The New York Red Bulls picked up where they left off from San Jose with a 4-1 win in Ontario over Toronto FC. With the heading into next week’s home opener in near-perfect form, OaM tells ya a couple or three things we learned on Saturday…
Lewis Morgan is a star
New York’s signing of Inter Miami wideman Lewis Morgan over the winter remained something of an enigma until actual games were played. A paradox of the Red Bulls completing such a precise addition on the very first day of the offseason was that Morgan was practically forgotten about by the time preseason came along. The 25-year-old Scotland international was one of the financially-largest intra-league acquisitions in MLS history and a clear upgrade in the attacking midfield area where New York had struggled in 2022, but a lack of statistical production on a poor Miami team blunted any fan buzz.
But ever since putting the shirt on for the first time last weekend, Morgan has done nothing but live up to the phantom hype. After an eye-catching debut in San Jose where he assisted on the first goal of the season from a wingback role, Morgan had a breakout performance to say the least in his first Red Bulls game as an attacker in Toronto. Operating from a wide right position in Gerhard Struber’s more conventional 4-4-2, Morgan’s speed and enthusiastic movement into space was rewarded with a hat trick against a lethargic Toronto defense that should have been four if not for an erroneous late offside call.
The question of which position Morgan settles in at is primed to be one of the pivotal calls of the early season for Struber. The Austrian manager said post-match that his team is prepared to play in different formations depending on the opponent. Morgan’s display on Saturday will perhaps cause Struber to lean more towards the 4-4-2 as the season goes on and new additions arrive.
Struber finally has the inside-out strikers he seeks
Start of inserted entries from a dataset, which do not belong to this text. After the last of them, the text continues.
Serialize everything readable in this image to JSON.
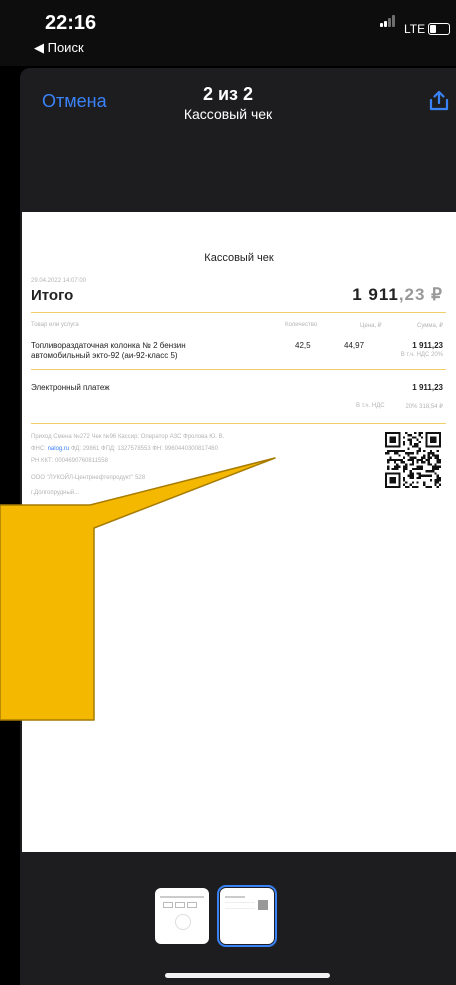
{
  "status_bar": {
    "time": "22:16",
    "back_app": "◀ Поиск",
    "network": "LTE",
    "battery_level": 0.3
  },
  "header": {
    "cancel": "Отмена",
    "page_counter": "2 из 2",
    "doc_title": "Кассовый чек"
  },
  "receipt": {
    "title": "Кассовый чек",
    "datetime": "29.04.2022  14:07:00",
    "total_label": "Итого",
    "total_int": "1 911",
    "total_frac": ",23 ₽",
    "columns": [
      "Товар или услуга",
      "Количество",
      "Цена, ₽",
      "Сумма, ₽"
    ],
    "item": {
      "name_line1": "Топливораздаточная колонка № 2 бензин",
      "name_line2": "автомобильный экто-92 (аи-92-класс 5)",
      "qty": "42,5",
      "price": "44,97",
      "sum": "1 911,23",
      "vat_note": "В т.ч. НДС 20%"
    },
    "payment_label": "Электронный платеж",
    "payment_sum": "1 911,23",
    "vat_label": "В т.ч. НДС",
    "vat_value": "20%  318,54 ₽",
    "info_line1": "Приход    Смена №272    Чек №96    Кассир: Оператор АЗС Фролова Ю. В.",
    "fns_label": "ФНС:",
    "fns_site": "nalog.ru",
    "info_line2_rest": "ФД: 29861    ФПД: 1327578553    ФН: 9960440300817460",
    "info_line3": "РН ККТ: 0004690760811558",
    "org_line": "ООО \"ЛУКОЙЛ-Центрнефтепродукт\"                         528",
    "address_line": "г.Долгопрудный..."
  },
  "thumbnails": {
    "count": 2,
    "selected_index": 1
  },
  "colors": {
    "accent": "#3a82f7",
    "callout": "#f5b800",
    "receipt_rule": "#f0cf6a"
  }
}
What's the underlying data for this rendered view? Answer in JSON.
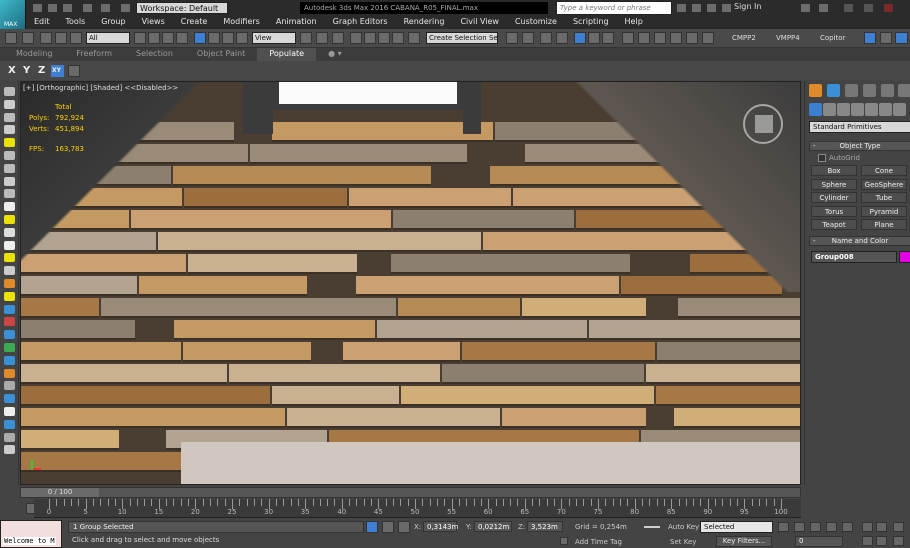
{
  "titlebar": {
    "logo_label": "MAX",
    "workspace": "Workspace: Default",
    "app_title": "Autodesk 3ds Max 2016    CABANA_R05_FINAL.max",
    "search_placeholder": "Type a keyword or phrase",
    "sign_in": "Sign In"
  },
  "menu": [
    "Edit",
    "Tools",
    "Group",
    "Views",
    "Create",
    "Modifiers",
    "Animation",
    "Graph Editors",
    "Rendering",
    "Civil View",
    "Customize",
    "Scripting",
    "Help"
  ],
  "toolbar": {
    "filter": "All",
    "ref_coord": "View",
    "selection_set": "Create Selection Se",
    "labels": [
      "CMPP2",
      "VMPP4",
      "Copitor"
    ]
  },
  "ribbon": {
    "tabs": [
      "Modeling",
      "Freeform",
      "Selection",
      "Object Paint",
      "Populate"
    ],
    "active": "Populate"
  },
  "axisbar": {
    "x": "X",
    "y": "Y",
    "z": "Z",
    "xy": "XY"
  },
  "viewport": {
    "label": "[+] [Orthographic] [Shaded]  <<Disabled>>",
    "stats": {
      "total_label": "Total",
      "polys_label": "Polys:",
      "polys_value": "792,924",
      "verts_label": "Verts:",
      "verts_value": "451,894",
      "fps_label": "FPS:",
      "fps_value": "163,783"
    }
  },
  "command_panel": {
    "category": "Standard Primitives",
    "object_type_title": "Object Type",
    "autogrid": "AutoGrid",
    "objects": [
      "Box",
      "Cone",
      "Sphere",
      "GeoSphere",
      "Cylinder",
      "Tube",
      "Torus",
      "Pyramid",
      "Teapot",
      "Plane"
    ],
    "name_color_title": "Name and Color",
    "object_name": "Group008",
    "object_color": "#e600e6"
  },
  "timeline": {
    "slider": "0 / 100",
    "ticks": [
      "0",
      "5",
      "10",
      "15",
      "20",
      "25",
      "30",
      "35",
      "40",
      "45",
      "50",
      "55",
      "60",
      "65",
      "70",
      "75",
      "80",
      "85",
      "90",
      "95",
      "100"
    ]
  },
  "status": {
    "maxscript": "Welcome to M",
    "selection": "1 Group Selected",
    "prompt": "Click and drag to select and move objects",
    "x_label": "X:",
    "x_value": "0,3143m",
    "y_label": "Y:",
    "y_value": "0,0212m",
    "z_label": "Z:",
    "z_value": "3,523m",
    "grid": "Grid = 0,254m",
    "add_time_tag": "Add Time Tag",
    "auto_key": "Auto Key",
    "set_key": "Set Key",
    "selected": "Selected",
    "key_filters": "Key Filters...",
    "frame": "0"
  }
}
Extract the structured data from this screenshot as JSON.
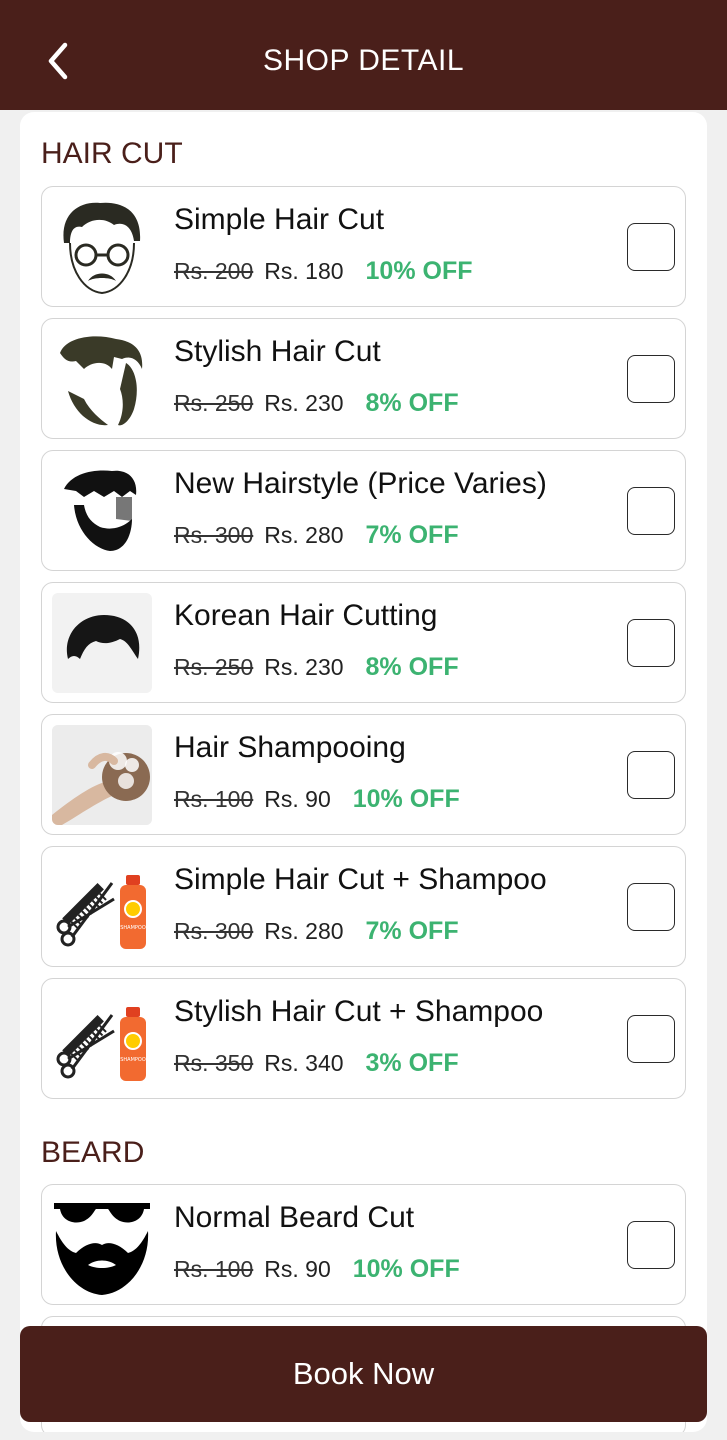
{
  "header": {
    "title": "SHOP DETAIL"
  },
  "sections": {
    "haircut": {
      "title": "HAIR CUT"
    },
    "beard": {
      "title": "BEARD"
    }
  },
  "services": [
    {
      "name": "Simple Hair Cut",
      "old_price": "Rs. 200",
      "new_price": "Rs. 180",
      "discount": "10% OFF",
      "icon": "glasses-face-icon"
    },
    {
      "name": "Stylish Hair Cut",
      "old_price": "Rs. 250",
      "new_price": "Rs. 230",
      "discount": "8% OFF",
      "icon": "stylish-hair-beard-icon"
    },
    {
      "name": "New Hairstyle (Price Varies)",
      "old_price": "Rs. 300",
      "new_price": "Rs. 280",
      "discount": "7% OFF",
      "icon": "hairstyle-beard-icon"
    },
    {
      "name": "Korean Hair Cutting",
      "old_price": "Rs. 250",
      "new_price": "Rs. 230",
      "discount": "8% OFF",
      "icon": "korean-hair-icon"
    },
    {
      "name": "Hair Shampooing",
      "old_price": "Rs. 100",
      "new_price": "Rs. 90",
      "discount": "10% OFF",
      "icon": "shampooing-photo-icon"
    },
    {
      "name": "Simple Hair Cut + Shampoo",
      "old_price": "Rs. 300",
      "new_price": "Rs. 280",
      "discount": "7% OFF",
      "icon": "scissors-comb-shampoo-icon"
    },
    {
      "name": "Stylish Hair Cut + Shampoo",
      "old_price": "Rs. 350",
      "new_price": "Rs. 340",
      "discount": "3% OFF",
      "icon": "scissors-comb-shampoo-icon"
    },
    {
      "name": "Normal Beard Cut",
      "old_price": "Rs. 100",
      "new_price": "Rs. 90",
      "discount": "10% OFF",
      "icon": "beard-sunglasses-icon"
    }
  ],
  "shampoo_label": "SHAMPOO",
  "footer": {
    "book_label": "Book Now"
  },
  "colors": {
    "primary": "#4a1f1a",
    "discount": "#3cb371"
  }
}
Another player who thrived in the team’s square setup on Saturday was Tom Barlow, fresh off a critic-silencing victory cigar goal in San Jose. Barlow this time got the start at the top of the formation, and Struber went out of his way to praise the St Louisan’s work in pressuring Toronto’s backline on both sides of the ball. As I wrote last year, Barlow has the type of athleticism and size that makes him a tactical weapon in systems like Struber’s even if his technical shortcomings often disappoint fans. Barlow even came close to scoring for the second week in a row with a trademark interception and crash onto goal that was stopped by Alex Bono, and has given Struber a luxury in the target forward role when Ashley Fletcher arrives.
Patryk Klimala didn’t get his name on the scoresheet, but did earn what’s now being referred to in RBNYland as a “Pat Tryk” in assisting each of Lewis Morgan’s three goals on the day — the first two being shallow cutback crosses from the right channel and the third coming after an impressive display of strength and vision to muscle off both Jahkeele Marshall-Rutty and Jacob Shaffelburg in the center circle. The man who is somehow still only a youth international for Poland has been as much of a setup man in the final third as the ruthless goalscorer he styles himself as, and it’s likely all according to plan in the mind of Gerhard Struber.
Struber’s teams in Austria and England were known for using multiple strikers to both pin opposing defenders back and drag them away from the goalmouth while serving as wide and deep passing options. While such play struggled to manifest for much of 2021, with Struber largely abandoning a two-striker formation later in the season, it appears that a full preseason has given the team a stronger purpose in the final third. With the team’s second line of attackers already racking up production, it will feel like a bonus if Klimala puts up double-digit scoring numbers this year and Barlow contributes just about anything at all.
Can they play this way at home?
If San Jose and Toronto are perhaps faulty measurements of a team’s prowess, it’s difficult to think of a more generic MLS team than New York’s next opponent Minnesota United. Adrian Heath’s team — who are always in the playoffs, somehow, I guess — has in fact done nothing but draw games 1-1 so far this season, first in Philadelphia and then at home against Nashville. They even play in a standard low-block 4-2-3-1 in which Heath seeks to get his players to nail the fundamentals rather than go on adventures.
Even before Gerhard Struber, sides content to sit deep have challenged Red Bulls teams set up to thrive on opponents’ mistakes. But as mentioned above, Struber has shown more attention to matching the shape of the opponent than any previous energy drink era manager, and his choice of formation in next Sunday’s home opener could offer a glimpse into how his team will solve problems through all of 2022.